● **INSTRUCTIONS FOR THE TASK**: Collect every line of the records below that contains the word "data".

(Web page and app entries)
*** Begin section ***

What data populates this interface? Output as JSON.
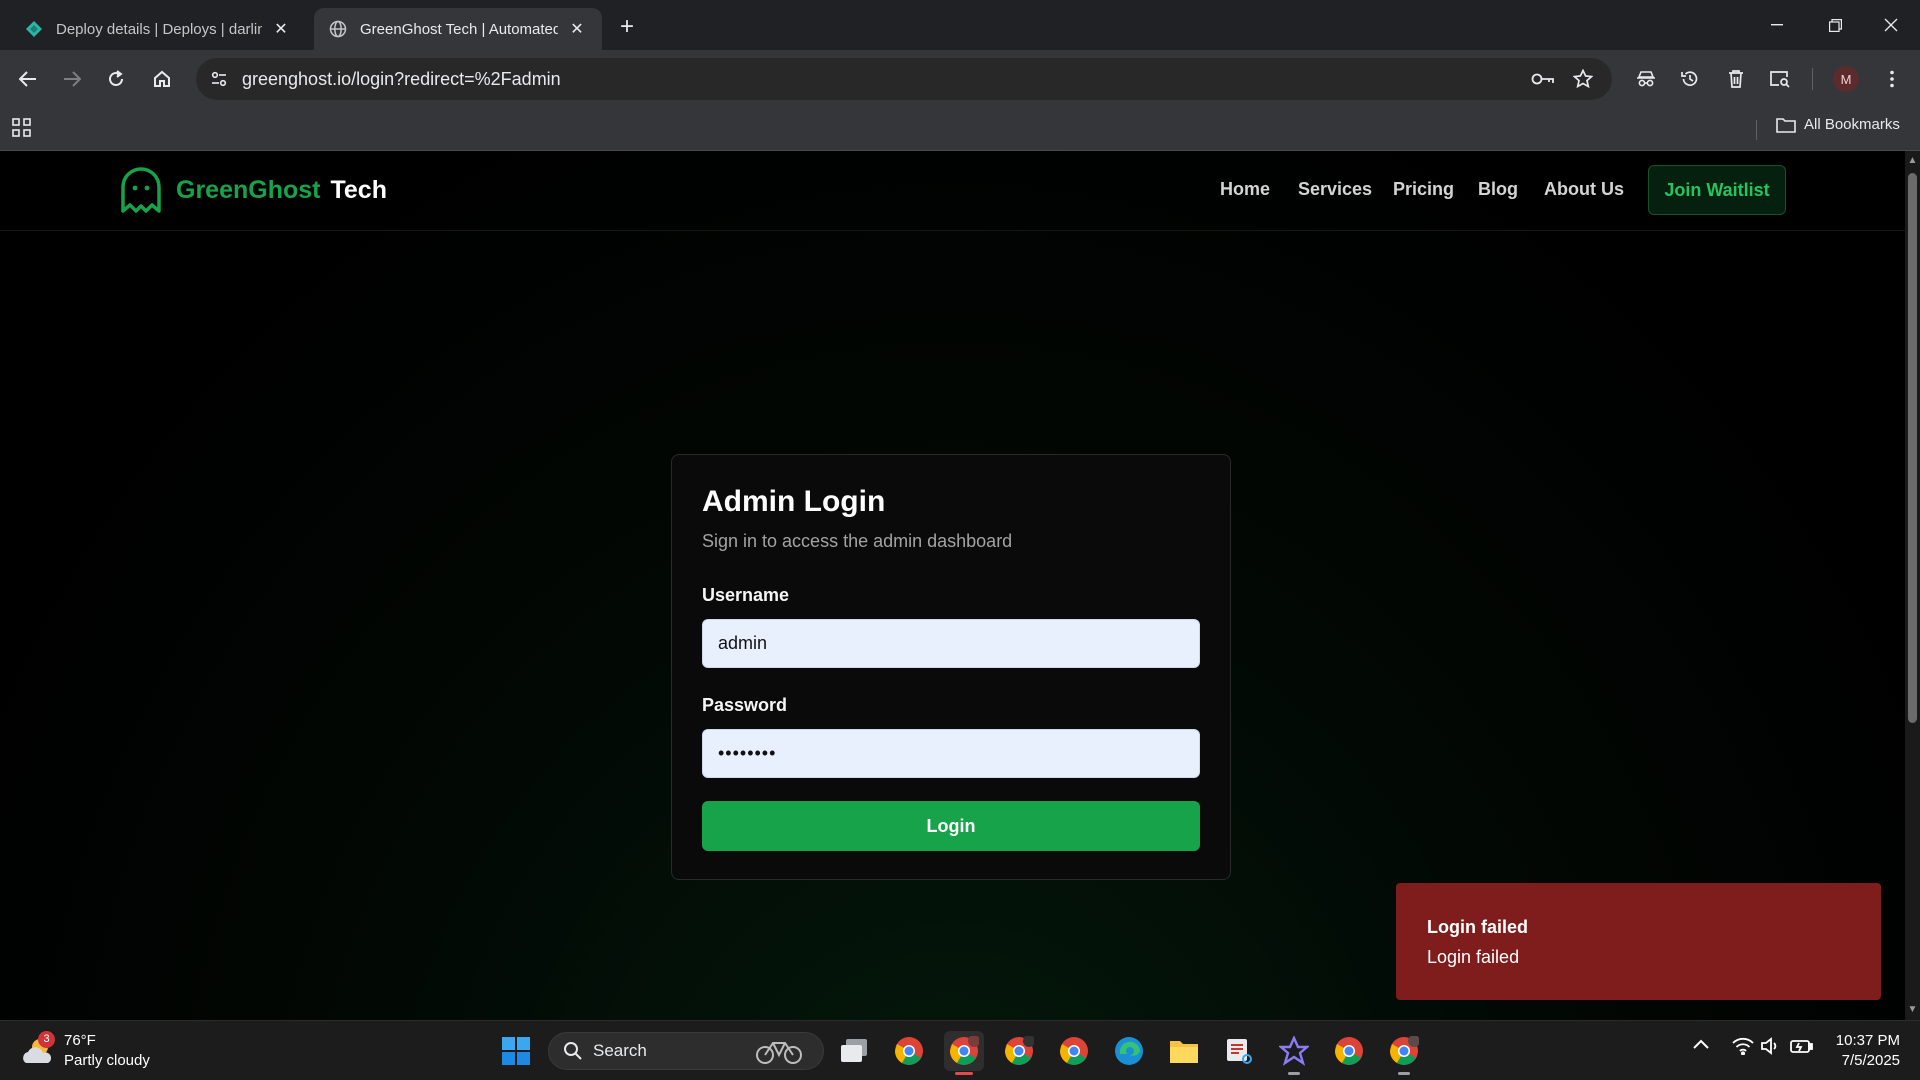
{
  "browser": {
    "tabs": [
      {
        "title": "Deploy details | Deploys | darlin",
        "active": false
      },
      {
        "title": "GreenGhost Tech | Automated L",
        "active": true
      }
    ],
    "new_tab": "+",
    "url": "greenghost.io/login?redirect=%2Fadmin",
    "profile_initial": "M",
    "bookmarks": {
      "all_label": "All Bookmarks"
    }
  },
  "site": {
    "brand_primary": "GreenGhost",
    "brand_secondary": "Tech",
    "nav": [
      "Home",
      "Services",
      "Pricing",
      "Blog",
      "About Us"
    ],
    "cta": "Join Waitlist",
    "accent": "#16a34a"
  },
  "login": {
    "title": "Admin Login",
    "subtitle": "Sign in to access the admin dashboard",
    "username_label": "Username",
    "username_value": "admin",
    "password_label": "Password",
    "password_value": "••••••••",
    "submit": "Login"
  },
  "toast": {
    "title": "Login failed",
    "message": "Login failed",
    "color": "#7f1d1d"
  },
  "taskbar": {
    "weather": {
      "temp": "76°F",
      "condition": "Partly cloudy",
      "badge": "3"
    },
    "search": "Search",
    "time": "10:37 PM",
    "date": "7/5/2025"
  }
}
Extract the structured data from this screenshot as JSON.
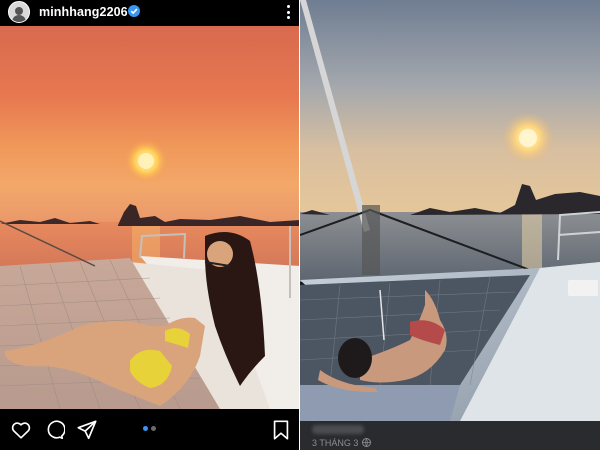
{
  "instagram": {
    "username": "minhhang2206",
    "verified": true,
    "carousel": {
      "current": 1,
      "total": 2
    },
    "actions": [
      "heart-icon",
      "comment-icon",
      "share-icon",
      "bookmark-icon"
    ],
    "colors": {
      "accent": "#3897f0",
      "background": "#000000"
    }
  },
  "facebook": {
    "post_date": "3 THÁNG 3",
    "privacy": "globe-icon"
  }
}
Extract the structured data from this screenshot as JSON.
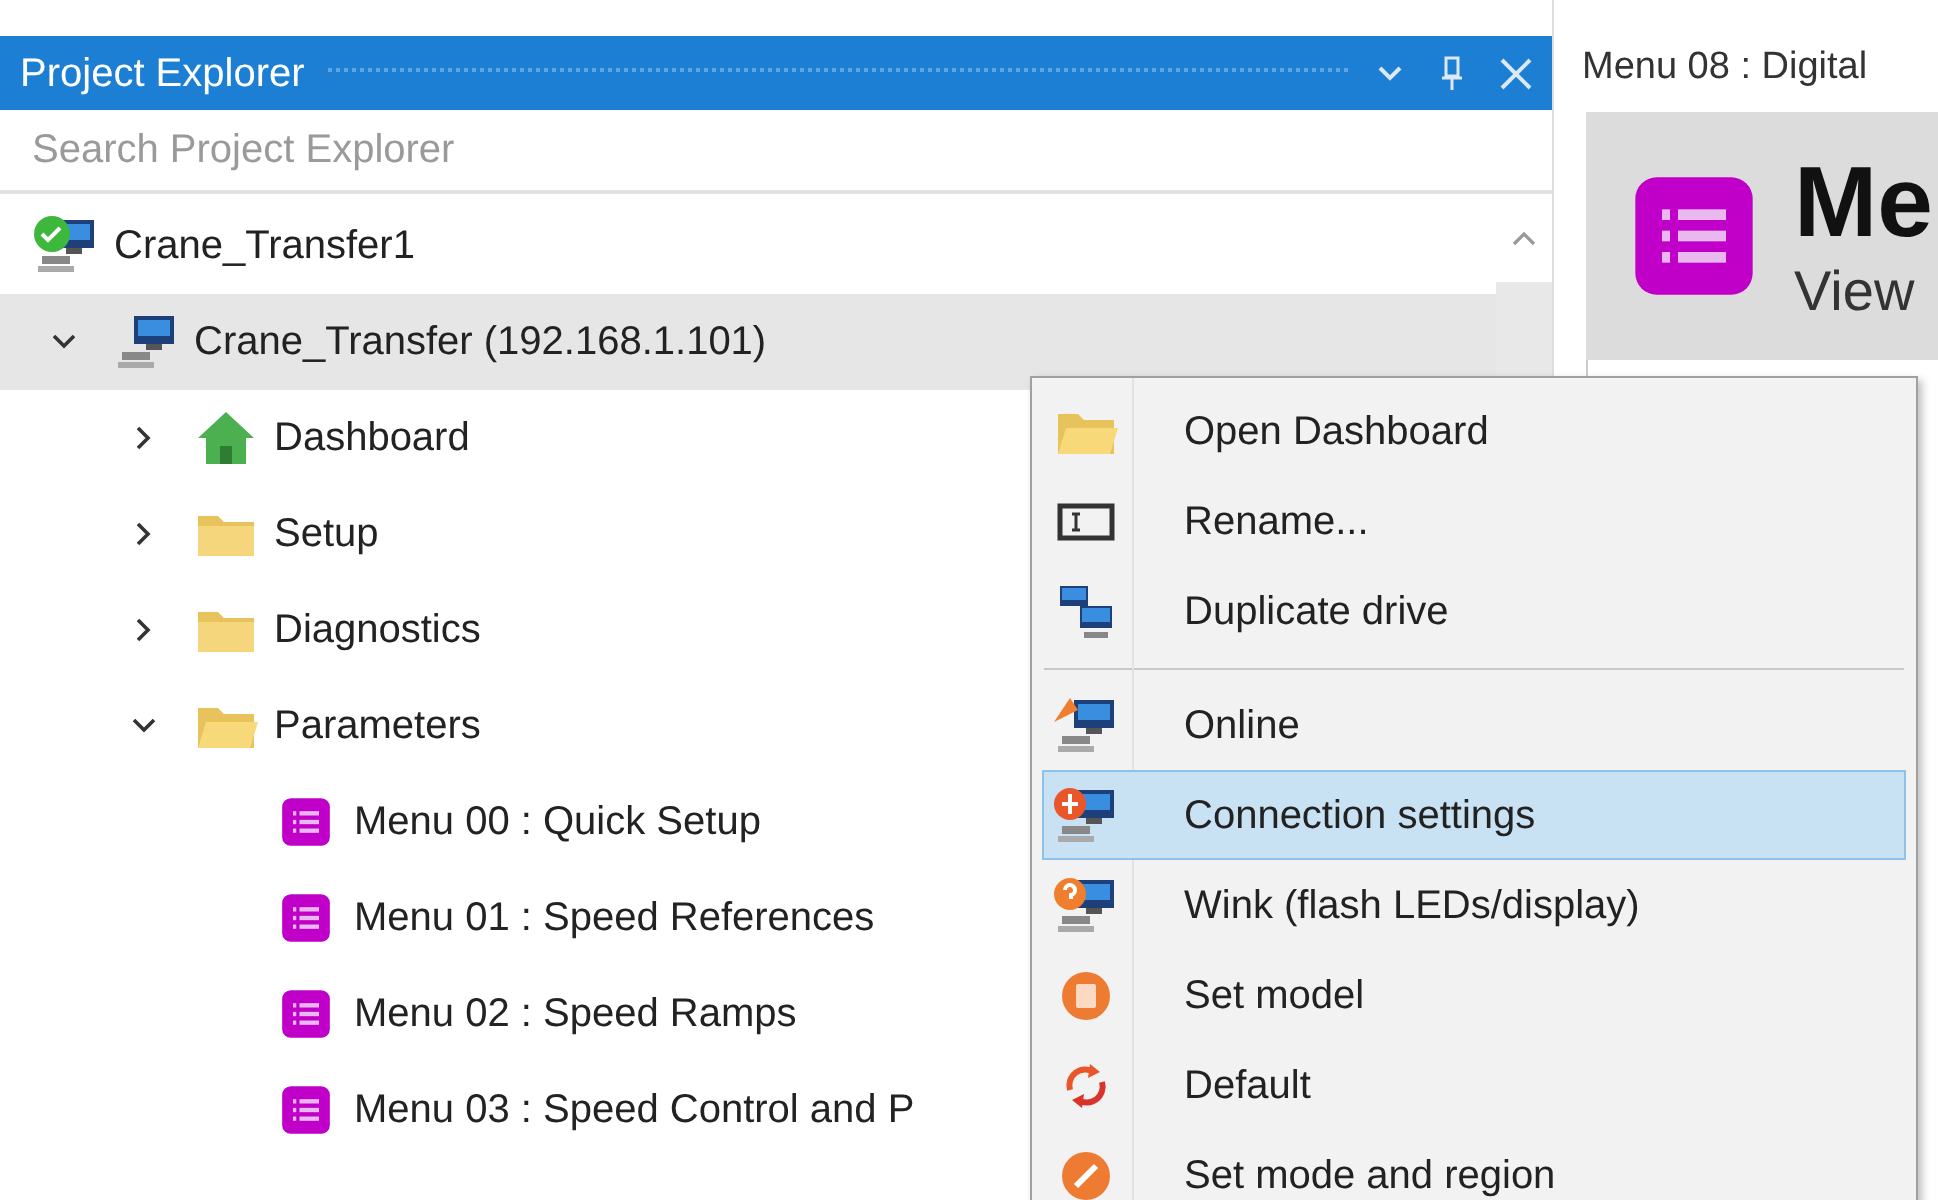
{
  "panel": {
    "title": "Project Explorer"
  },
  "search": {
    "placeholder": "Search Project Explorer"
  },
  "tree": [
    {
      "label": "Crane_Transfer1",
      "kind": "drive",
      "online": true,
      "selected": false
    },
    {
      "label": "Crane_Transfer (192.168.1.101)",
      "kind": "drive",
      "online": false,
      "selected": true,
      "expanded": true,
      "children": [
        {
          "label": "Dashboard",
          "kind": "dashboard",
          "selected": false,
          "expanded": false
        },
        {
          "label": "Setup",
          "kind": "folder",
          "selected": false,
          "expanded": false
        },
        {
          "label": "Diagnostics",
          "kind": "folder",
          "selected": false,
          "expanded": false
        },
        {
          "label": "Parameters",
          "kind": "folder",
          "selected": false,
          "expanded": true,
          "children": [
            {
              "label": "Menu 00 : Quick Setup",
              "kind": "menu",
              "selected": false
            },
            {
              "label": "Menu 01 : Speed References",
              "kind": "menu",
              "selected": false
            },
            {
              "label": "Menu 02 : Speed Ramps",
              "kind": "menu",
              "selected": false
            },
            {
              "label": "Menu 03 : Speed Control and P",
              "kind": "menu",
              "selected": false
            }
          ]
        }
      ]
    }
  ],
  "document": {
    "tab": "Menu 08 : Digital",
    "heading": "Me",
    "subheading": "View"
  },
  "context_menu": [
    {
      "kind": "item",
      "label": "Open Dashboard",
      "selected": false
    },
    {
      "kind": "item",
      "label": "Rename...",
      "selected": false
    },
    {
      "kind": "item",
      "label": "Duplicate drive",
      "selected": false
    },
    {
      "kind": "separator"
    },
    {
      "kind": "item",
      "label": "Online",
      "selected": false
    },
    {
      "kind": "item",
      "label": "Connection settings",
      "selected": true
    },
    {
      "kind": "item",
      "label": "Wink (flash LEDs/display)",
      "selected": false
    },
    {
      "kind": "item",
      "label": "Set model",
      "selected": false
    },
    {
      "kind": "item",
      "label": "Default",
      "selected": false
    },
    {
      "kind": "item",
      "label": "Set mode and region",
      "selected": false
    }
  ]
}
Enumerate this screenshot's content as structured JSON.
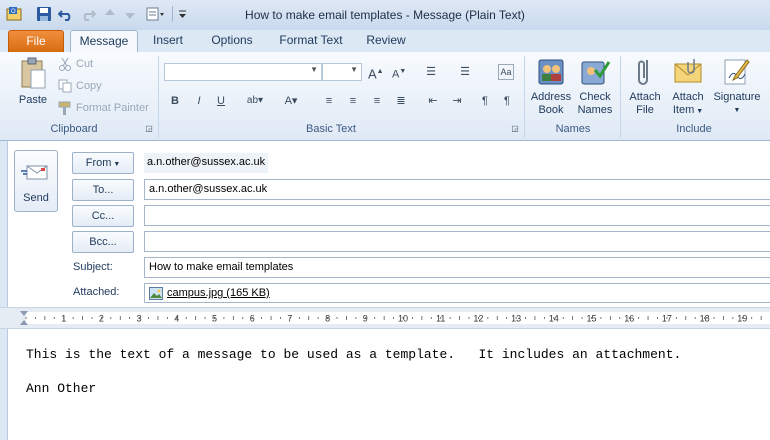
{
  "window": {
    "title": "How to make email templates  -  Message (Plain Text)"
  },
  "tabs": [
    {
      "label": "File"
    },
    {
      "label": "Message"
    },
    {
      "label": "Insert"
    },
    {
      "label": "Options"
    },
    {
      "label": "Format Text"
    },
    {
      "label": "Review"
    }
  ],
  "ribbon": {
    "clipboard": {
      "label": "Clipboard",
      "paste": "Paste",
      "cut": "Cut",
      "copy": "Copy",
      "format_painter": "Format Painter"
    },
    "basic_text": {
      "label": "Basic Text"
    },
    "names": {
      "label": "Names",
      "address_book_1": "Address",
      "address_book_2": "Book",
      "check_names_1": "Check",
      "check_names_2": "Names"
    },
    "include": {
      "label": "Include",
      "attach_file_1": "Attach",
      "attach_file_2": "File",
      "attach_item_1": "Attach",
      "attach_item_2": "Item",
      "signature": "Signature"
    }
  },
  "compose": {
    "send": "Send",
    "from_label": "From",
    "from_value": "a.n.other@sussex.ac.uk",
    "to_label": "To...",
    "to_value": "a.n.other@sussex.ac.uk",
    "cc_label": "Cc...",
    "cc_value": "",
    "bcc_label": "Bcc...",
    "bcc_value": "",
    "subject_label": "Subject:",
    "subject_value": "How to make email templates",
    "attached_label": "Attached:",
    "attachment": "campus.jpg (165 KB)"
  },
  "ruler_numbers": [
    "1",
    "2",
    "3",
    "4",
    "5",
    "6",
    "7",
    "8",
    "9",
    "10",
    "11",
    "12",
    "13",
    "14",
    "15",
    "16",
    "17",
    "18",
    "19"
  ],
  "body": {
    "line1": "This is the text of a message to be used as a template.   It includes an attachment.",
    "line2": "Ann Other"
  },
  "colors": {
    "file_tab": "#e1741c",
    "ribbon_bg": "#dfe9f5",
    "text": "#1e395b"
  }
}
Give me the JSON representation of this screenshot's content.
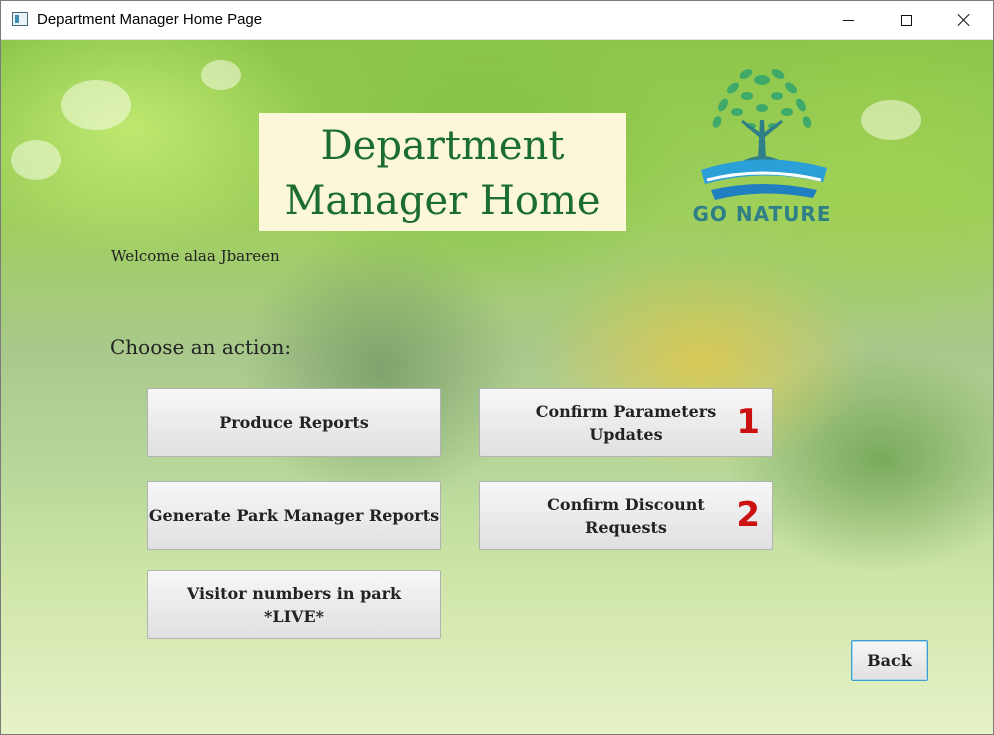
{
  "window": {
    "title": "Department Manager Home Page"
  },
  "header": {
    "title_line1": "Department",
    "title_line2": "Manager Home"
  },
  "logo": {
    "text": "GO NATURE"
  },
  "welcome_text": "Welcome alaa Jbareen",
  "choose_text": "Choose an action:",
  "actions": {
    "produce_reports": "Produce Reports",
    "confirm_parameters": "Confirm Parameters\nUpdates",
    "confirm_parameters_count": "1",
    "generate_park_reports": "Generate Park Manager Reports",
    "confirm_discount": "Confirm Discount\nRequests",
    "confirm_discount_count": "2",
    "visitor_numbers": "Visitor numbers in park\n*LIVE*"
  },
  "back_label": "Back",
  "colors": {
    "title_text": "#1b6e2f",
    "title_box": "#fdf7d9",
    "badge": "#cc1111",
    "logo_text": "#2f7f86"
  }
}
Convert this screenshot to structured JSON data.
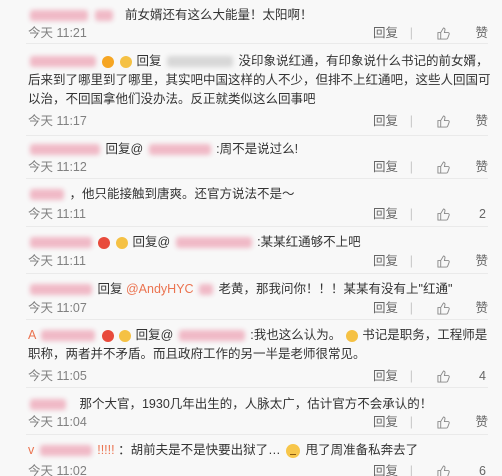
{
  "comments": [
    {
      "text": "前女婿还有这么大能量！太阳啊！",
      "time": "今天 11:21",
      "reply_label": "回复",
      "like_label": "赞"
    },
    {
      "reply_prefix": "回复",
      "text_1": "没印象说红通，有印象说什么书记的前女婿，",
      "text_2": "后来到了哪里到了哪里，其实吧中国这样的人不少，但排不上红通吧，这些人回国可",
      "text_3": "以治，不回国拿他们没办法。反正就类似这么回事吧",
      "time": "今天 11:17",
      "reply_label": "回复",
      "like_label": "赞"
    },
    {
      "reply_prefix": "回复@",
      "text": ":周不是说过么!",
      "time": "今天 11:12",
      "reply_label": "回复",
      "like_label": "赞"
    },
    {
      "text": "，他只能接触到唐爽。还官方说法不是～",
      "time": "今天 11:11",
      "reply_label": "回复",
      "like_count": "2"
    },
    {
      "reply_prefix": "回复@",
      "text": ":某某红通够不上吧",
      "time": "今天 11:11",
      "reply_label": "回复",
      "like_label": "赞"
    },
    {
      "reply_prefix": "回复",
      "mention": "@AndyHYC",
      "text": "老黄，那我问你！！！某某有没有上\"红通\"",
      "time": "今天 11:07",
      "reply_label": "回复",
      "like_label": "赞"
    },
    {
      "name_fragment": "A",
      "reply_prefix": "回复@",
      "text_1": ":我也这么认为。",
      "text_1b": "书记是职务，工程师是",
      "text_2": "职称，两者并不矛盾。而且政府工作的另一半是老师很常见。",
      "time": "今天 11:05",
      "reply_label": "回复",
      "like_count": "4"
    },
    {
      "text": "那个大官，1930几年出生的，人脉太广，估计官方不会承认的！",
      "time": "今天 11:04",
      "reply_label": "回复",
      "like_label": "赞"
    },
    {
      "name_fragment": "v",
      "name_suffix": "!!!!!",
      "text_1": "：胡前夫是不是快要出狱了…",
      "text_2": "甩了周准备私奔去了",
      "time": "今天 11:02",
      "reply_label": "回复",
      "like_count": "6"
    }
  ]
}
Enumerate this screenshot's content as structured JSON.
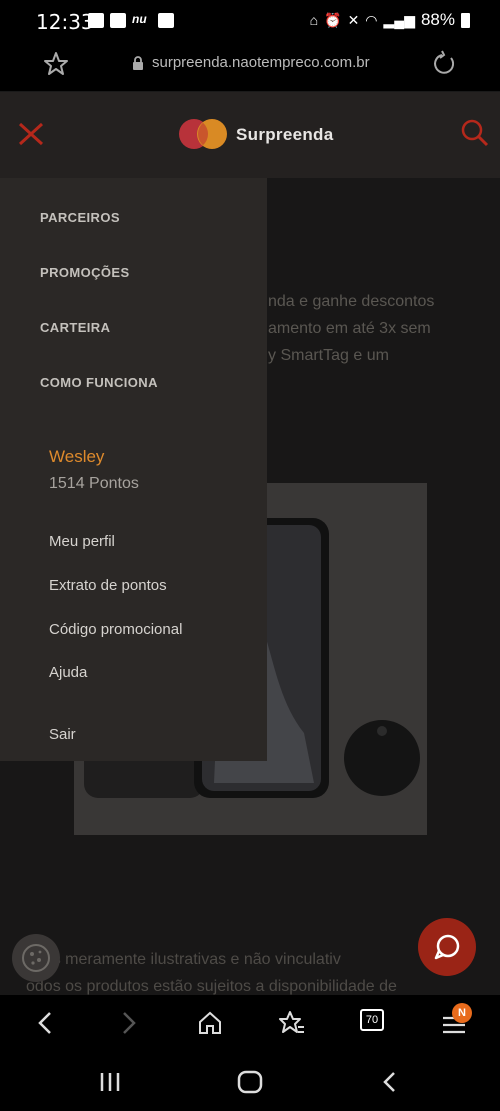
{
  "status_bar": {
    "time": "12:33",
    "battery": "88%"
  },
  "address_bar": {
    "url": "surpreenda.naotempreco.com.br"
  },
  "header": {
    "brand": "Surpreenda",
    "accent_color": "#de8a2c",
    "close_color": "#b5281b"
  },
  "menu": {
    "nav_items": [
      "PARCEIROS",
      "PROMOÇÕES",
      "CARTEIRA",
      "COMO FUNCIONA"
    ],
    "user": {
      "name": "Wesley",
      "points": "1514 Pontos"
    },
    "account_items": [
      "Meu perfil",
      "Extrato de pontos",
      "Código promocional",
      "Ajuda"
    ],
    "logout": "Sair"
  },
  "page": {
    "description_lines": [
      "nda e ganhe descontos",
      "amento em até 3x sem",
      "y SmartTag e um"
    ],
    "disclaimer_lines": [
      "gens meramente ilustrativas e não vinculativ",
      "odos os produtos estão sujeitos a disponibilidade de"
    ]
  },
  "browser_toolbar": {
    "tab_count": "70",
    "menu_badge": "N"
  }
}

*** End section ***

● **ANSWER AREA**:
What data populates this interface? Output as JSON.
Extract the structured data from this screenshot as JSON.
Extract the structured data from this screenshot as JSON.
Convert this screenshot to structured JSON data.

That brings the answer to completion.